They read books, talked to local beekeepers, joined the Will County Beekeepers Association and turned to the internet for as much information as they could find on their new endeavor.
The family all pitched in to get the hives and equipment in order. There were many pieces they decided to make themselves, including the hive bodies, bottom boards, frames, supers, top hive feeders, and top covers which they made from aluminum sheets formerly used in the printing presses at the Morris Daily Herald.
Then, in March 2011, they ordered their first bees. Three pounds of bees and a queen cost them $73. The queen bee came in her own tiny wooden box with a couple of attendants.
The Shouses decided to begin with five hives.
Their new colonies were gently shaken down into their new homes that consisted of a large wooden “brood box” with ten vertical frames inside. Each frame held a flat, thin sheet of wax. The queen lays eggs on the wax, which are carefully attended and grow into adult worker and drone bees. Honey is also produced in the combs the bees fashion from the wax.
In the spring and fall, the bees are fed sugar water and vitamins, but in the summer, they are able to get everything they need from nature.
The Shouses live in a neighborhood, so they set their hives out around the countryside so as to not bother the neighbors and to allow the bees to have access to local wildflowers. Rick is the designated hive-checker and dons the bee gear at least once a week to take care of the hives.

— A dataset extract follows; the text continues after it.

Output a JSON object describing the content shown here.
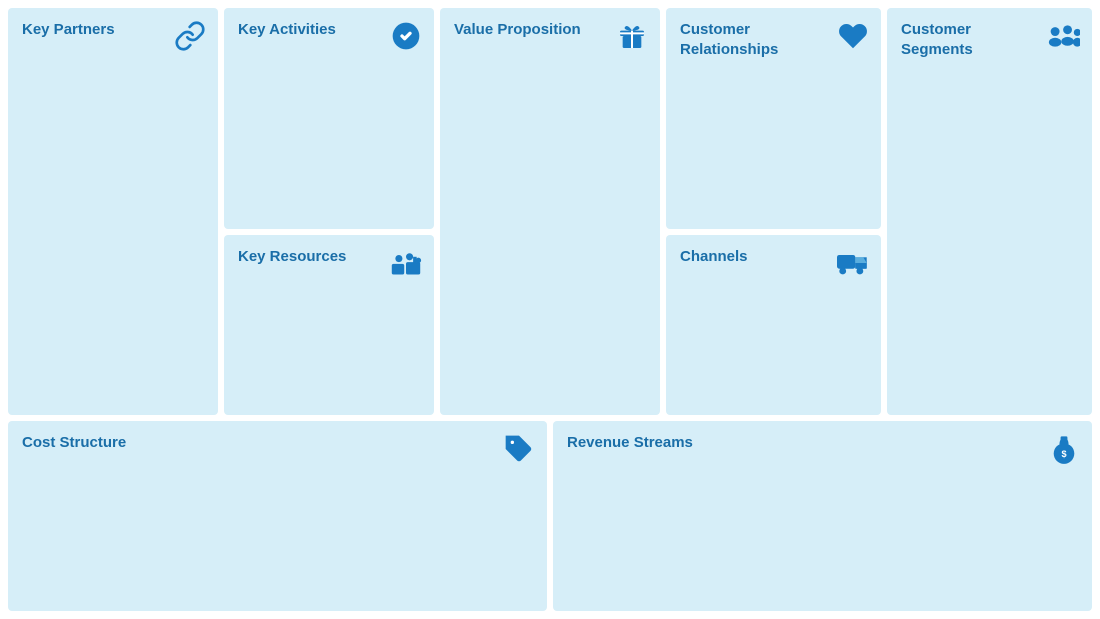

Last year, their first year as beekeepers, Heather and the boys said they did not get stung once, as their jobs kept them away from the hives and in the garage with the extractor and equipment. Rick, however, wasn’t as lucky.
“I’ve probably been stung a hundred times,” he said with a smile. “My first suit was just a hood, and they would crawl up inside. One crawled across my eyes, and I got stung on my nose once.”

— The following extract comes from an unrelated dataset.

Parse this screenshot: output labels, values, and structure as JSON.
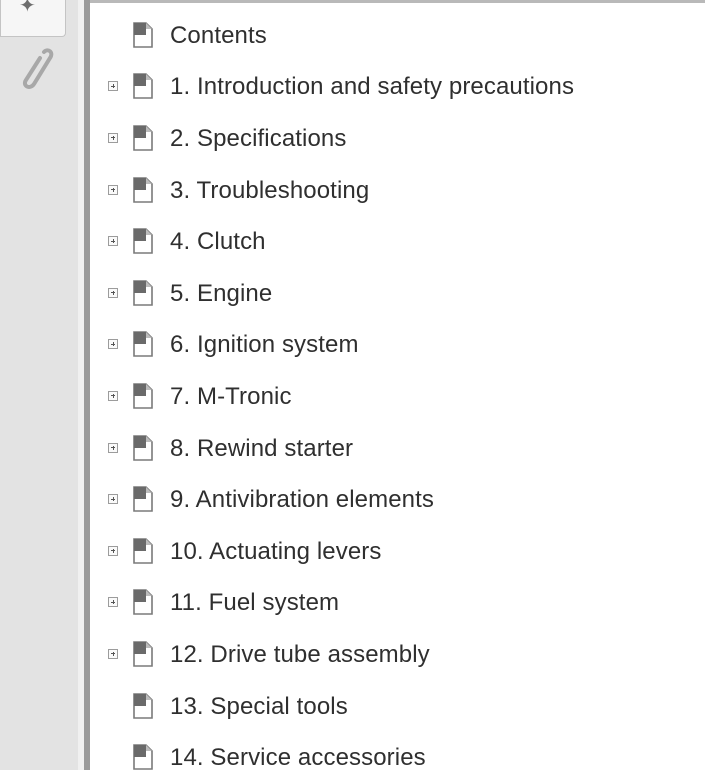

That was when Rick gave in to the purchase of an entire suit, rather than just a hood.
“When I wear it,” he said, “I don’t get stung.”
He checks the hives late morning or early afternoon when many of the bees are out in the field.
“They tend to get cranky after dark,” he said.
When he visits the hives, he looks at the overall health and conditions. He examines for disease, worms, mold, and other problems.
“Moisture got in one hive over the winter,” he said, “and mold grew in there. A lot of bees died. If I wouldn’t have caught it, they would have all died.”
Another time, he found a hive infested with little white worms. He also looks at the density of the bees.
“When seven or more frames are drawn out,” he said, “I put another one on top so they don’t get too crowded.”
The bottom two boxes are for the bees, he said, and the top ones are for his family. He takes the full frames home where they extract the honey from them, then they are returned to the hive. The Shouses extract honey through Labor Day, after which they let the bees keep the honey for themselves to get them through the winter.
It’s been a rewarding experience, Rick and Heather said, and even one that has been fun.
“It’s relaxing,” Rick said.
“I like it relaxing in the truck watching,” Heather said with a laugh.
They harvested almost 300 pounds of honey last year, which is around 21 gallons.
“That’s phenomenal for a first year,” Rick said. “Last year, it was really hot, and they just loved it.”
Their first year as beekeepers, the Shouses saved what they thought they would be able to use then sold the rest.
“We thought even if we only break even,” Rick said, “what we consume would make up for it.”
It took them by surprise how much their friends loved the honey. It was better than store-bought, they were told.
“One person told us, ‘I’ll never go back to the bear,’” Rick said.
This year, the family expanded their hives to 11, and the bees seem to be doing very well. Gabriel is hoping to prove himself enough this year to merit his own hive next season. Meanwhile, it’s grilled cheese sandwiches topped with fresh, natural honey for family lunches this summer.